Given records →
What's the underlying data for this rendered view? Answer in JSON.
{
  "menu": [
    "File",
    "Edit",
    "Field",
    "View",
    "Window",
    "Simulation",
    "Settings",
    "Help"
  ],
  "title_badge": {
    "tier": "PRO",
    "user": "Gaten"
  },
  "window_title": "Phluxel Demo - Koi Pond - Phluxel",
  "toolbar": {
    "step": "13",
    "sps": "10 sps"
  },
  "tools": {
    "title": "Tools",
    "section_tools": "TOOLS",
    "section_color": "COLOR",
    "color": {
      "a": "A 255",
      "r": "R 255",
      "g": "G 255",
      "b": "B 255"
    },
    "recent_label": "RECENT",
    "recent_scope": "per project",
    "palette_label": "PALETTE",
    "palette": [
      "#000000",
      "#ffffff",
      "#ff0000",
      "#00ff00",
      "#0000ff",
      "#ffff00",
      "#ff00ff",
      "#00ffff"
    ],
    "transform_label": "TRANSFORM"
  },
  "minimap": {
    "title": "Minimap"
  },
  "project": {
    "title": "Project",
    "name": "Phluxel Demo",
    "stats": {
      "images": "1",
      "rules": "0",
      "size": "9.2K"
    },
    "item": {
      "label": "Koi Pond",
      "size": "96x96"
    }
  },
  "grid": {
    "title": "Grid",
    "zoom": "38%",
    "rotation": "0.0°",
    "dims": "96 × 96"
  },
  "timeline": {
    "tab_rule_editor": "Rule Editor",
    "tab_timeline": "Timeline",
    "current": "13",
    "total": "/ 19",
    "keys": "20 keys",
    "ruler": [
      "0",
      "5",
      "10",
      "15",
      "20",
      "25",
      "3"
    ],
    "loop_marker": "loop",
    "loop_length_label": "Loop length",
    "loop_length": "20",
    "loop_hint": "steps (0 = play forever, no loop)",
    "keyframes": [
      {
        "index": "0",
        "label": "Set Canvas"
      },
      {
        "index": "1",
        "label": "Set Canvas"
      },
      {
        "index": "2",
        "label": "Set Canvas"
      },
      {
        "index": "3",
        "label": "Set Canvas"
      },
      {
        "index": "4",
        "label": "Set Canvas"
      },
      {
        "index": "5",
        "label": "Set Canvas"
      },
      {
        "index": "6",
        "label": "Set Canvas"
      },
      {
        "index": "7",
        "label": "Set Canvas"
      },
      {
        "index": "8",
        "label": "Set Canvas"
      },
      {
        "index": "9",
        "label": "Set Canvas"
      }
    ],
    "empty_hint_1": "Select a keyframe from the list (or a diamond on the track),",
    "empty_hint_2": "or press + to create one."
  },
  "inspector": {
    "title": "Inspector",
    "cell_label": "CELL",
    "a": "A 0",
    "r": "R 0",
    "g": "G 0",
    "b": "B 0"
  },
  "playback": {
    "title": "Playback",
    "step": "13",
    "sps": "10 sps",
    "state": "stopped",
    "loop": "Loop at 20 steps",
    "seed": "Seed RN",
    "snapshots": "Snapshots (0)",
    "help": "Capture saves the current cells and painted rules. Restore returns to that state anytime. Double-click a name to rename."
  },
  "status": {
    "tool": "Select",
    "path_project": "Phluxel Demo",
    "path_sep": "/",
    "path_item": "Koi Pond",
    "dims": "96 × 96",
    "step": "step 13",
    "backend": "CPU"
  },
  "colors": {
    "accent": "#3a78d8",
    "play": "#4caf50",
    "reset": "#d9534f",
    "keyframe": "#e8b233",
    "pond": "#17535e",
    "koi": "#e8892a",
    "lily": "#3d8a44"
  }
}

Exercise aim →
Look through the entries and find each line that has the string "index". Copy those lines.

Task result →
        "index": "0",
        "index": "1",
        "index": "2",
        "index": "3",
        "index": "4",
        "index": "5",
        "index": "6",
        "index": "7",
        "index": "8",
        "index": "9",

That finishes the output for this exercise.